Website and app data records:
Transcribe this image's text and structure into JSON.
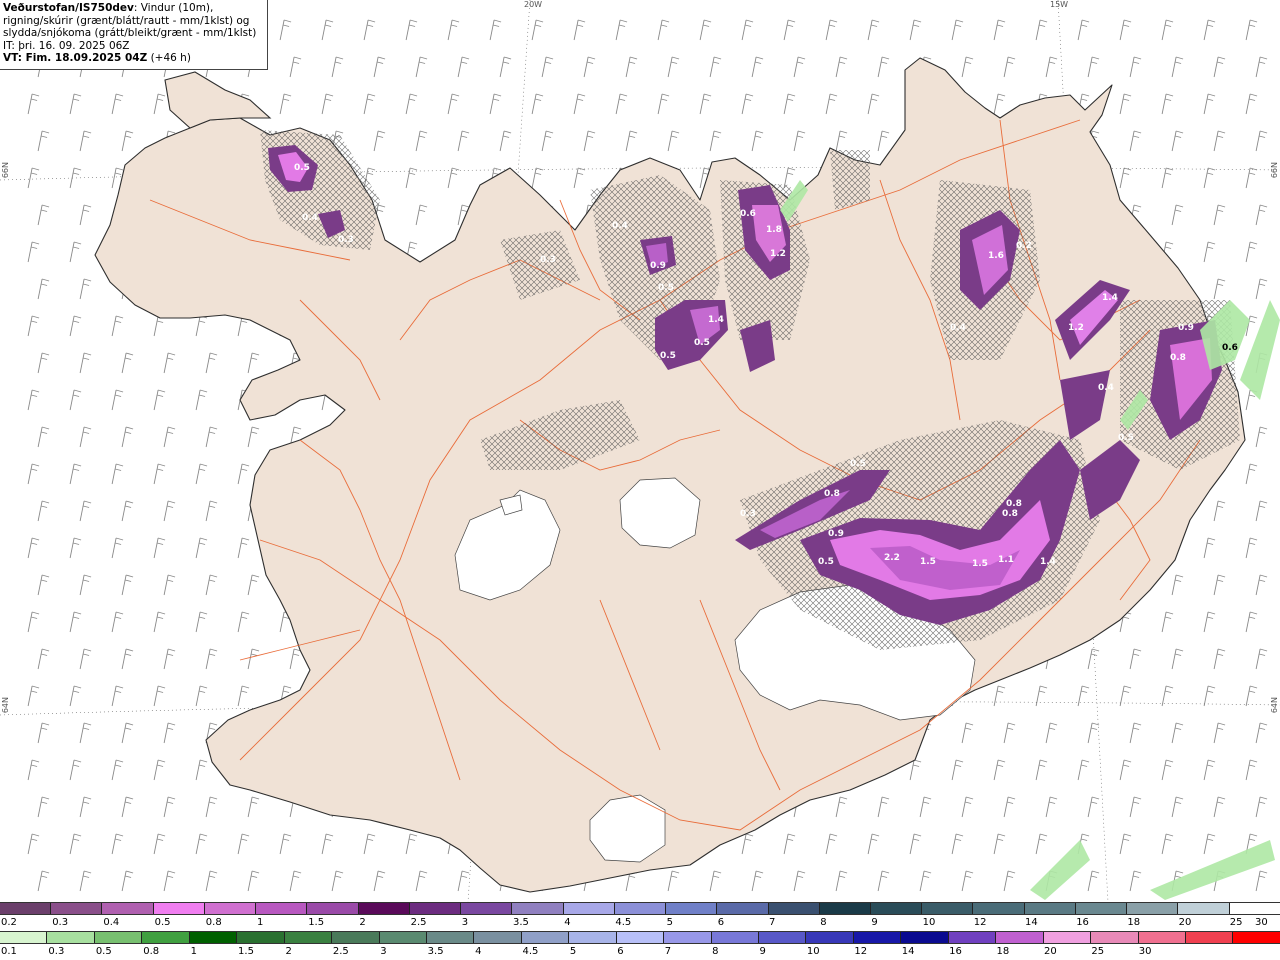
{
  "header": {
    "org": "Veðurstofan/IS750dev",
    "line1_rest": ": Vindur (10m),",
    "line2": "rigning/skúrir (grænt/blátt/rautt - mm/1klst) og",
    "line3": "slydda/snjókoma (grátt/bleikt/grænt - mm/1klst)",
    "it": "IT: þri. 16. 09. 2025 06Z",
    "vt_label": "VT: Fim. 18.09.2025 04Z",
    "vt_lead": "(+46 h)"
  },
  "grid_labels": {
    "lon_20w": "20W",
    "lon_15w": "15W",
    "lat_66n": "66N",
    "lat_64n": "64N"
  },
  "precip_labels": [
    "0.5",
    "0.4",
    "0.3",
    "0.4",
    "0.9",
    "0.5",
    "0.5",
    "1.4",
    "0.5",
    "0.6",
    "1.8",
    "1.2",
    "1.6",
    "0.2",
    "1.4",
    "1.2",
    "0.9",
    "0.6",
    "0.8",
    "0.4",
    "0.5",
    "0.3",
    "0.8",
    "0.9",
    "0.5",
    "2.2",
    "1.5",
    "1.5",
    "1.1",
    "1.4",
    "0.8",
    "0.8",
    "0.5",
    "0.3",
    "0.4"
  ],
  "colorbar_snow": {
    "colors": [
      "#6b3f6b",
      "#8a4f8a",
      "#b060b0",
      "#f07ef0",
      "#d070d0",
      "#b858c0",
      "#9a4aa8",
      "#5a0a5a",
      "#6c2c80",
      "#7a48a0",
      "#9080c0",
      "#a8a8e8",
      "#8c90d8",
      "#7080c8",
      "#5a6aa8",
      "#3a5070",
      "#1a3a48",
      "#2a4c58",
      "#3a5c68",
      "#4a6c78",
      "#5a7a84",
      "#6a8890",
      "#8aa0a8",
      "#c0d0d8",
      "#ffffff"
    ],
    "ticks": [
      "0.2",
      "0.3",
      "0.4",
      "0.5",
      "0.8",
      "1",
      "1.5",
      "2",
      "2.5",
      "3",
      "3.5",
      "4",
      "4.5",
      "5",
      "6",
      "7",
      "8",
      "9",
      "10",
      "12",
      "14",
      "16",
      "18",
      "20",
      "25",
      "30"
    ]
  },
  "colorbar_rain": {
    "colors": [
      "#d8f5d0",
      "#a8e0a0",
      "#78c070",
      "#40a040",
      "#006000",
      "#2a7030",
      "#3a8040",
      "#4a7a5a",
      "#5a8a70",
      "#6a8a88",
      "#7a90a0",
      "#90a0c8",
      "#a8b4e8",
      "#b8c0f8",
      "#9898e8",
      "#7878d8",
      "#5858c8",
      "#3838b8",
      "#1818a8",
      "#0a0a90",
      "#7040c0",
      "#c060d0",
      "#f0a0e0",
      "#e88ab8",
      "#f07090",
      "#f04050",
      "#ff0000"
    ],
    "ticks": [
      "0.1",
      "0.3",
      "0.5",
      "0.8",
      "1",
      "1.5",
      "2",
      "2.5",
      "3",
      "3.5",
      "4",
      "4.5",
      "5",
      "6",
      "7",
      "8",
      "9",
      "10",
      "12",
      "14",
      "16",
      "18",
      "20",
      "25",
      "30"
    ]
  },
  "colors": {
    "land": "#f0e2d6",
    "coast": "#333333",
    "roads": "#e8602a",
    "glacier": "#ffffff",
    "barbs": "#888888"
  }
}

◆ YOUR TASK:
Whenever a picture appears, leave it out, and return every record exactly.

◆ FINISHED EXERCISE:
Transcribe this image's text and structure into JSON.
{
  "header": {
    "org": "Veðurstofan/IS750dev",
    "line1_rest": ": Vindur (10m),",
    "line2": "rigning/skúrir (grænt/blátt/rautt - mm/1klst) og",
    "line3": "slydda/snjókoma (grátt/bleikt/grænt - mm/1klst)",
    "it": "IT: þri. 16. 09. 2025 06Z",
    "vt_label": "VT: Fim. 18.09.2025 04Z",
    "vt_lead": "(+46 h)"
  },
  "grid_labels": {
    "lon_20w": "20W",
    "lon_15w": "15W",
    "lat_66n": "66N",
    "lat_64n": "64N"
  },
  "precip_labels": [
    "0.5",
    "0.4",
    "0.3",
    "0.4",
    "0.9",
    "0.5",
    "0.5",
    "1.4",
    "0.5",
    "0.6",
    "1.8",
    "1.2",
    "1.6",
    "0.2",
    "1.4",
    "1.2",
    "0.9",
    "0.6",
    "0.8",
    "0.4",
    "0.5",
    "0.3",
    "0.8",
    "0.9",
    "0.5",
    "2.2",
    "1.5",
    "1.5",
    "1.1",
    "1.4",
    "0.8",
    "0.8",
    "0.5",
    "0.3",
    "0.4"
  ],
  "colorbar_snow": {
    "colors": [
      "#6b3f6b",
      "#8a4f8a",
      "#b060b0",
      "#f07ef0",
      "#d070d0",
      "#b858c0",
      "#9a4aa8",
      "#5a0a5a",
      "#6c2c80",
      "#7a48a0",
      "#9080c0",
      "#a8a8e8",
      "#8c90d8",
      "#7080c8",
      "#5a6aa8",
      "#3a5070",
      "#1a3a48",
      "#2a4c58",
      "#3a5c68",
      "#4a6c78",
      "#5a7a84",
      "#6a8890",
      "#8aa0a8",
      "#c0d0d8",
      "#ffffff"
    ],
    "ticks": [
      "0.2",
      "0.3",
      "0.4",
      "0.5",
      "0.8",
      "1",
      "1.5",
      "2",
      "2.5",
      "3",
      "3.5",
      "4",
      "4.5",
      "5",
      "6",
      "7",
      "8",
      "9",
      "10",
      "12",
      "14",
      "16",
      "18",
      "20",
      "25",
      "30"
    ]
  },
  "colorbar_rain": {
    "colors": [
      "#d8f5d0",
      "#a8e0a0",
      "#78c070",
      "#40a040",
      "#006000",
      "#2a7030",
      "#3a8040",
      "#4a7a5a",
      "#5a8a70",
      "#6a8a88",
      "#7a90a0",
      "#90a0c8",
      "#a8b4e8",
      "#b8c0f8",
      "#9898e8",
      "#7878d8",
      "#5858c8",
      "#3838b8",
      "#1818a8",
      "#0a0a90",
      "#7040c0",
      "#c060d0",
      "#f0a0e0",
      "#e88ab8",
      "#f07090",
      "#f04050",
      "#ff0000"
    ],
    "ticks": [
      "0.1",
      "0.3",
      "0.5",
      "0.8",
      "1",
      "1.5",
      "2",
      "2.5",
      "3",
      "3.5",
      "4",
      "4.5",
      "5",
      "6",
      "7",
      "8",
      "9",
      "10",
      "12",
      "14",
      "16",
      "18",
      "20",
      "25",
      "30"
    ]
  },
  "colors": {
    "land": "#f0e2d6",
    "coast": "#333333",
    "roads": "#e8602a",
    "glacier": "#ffffff",
    "barbs": "#888888"
  }
}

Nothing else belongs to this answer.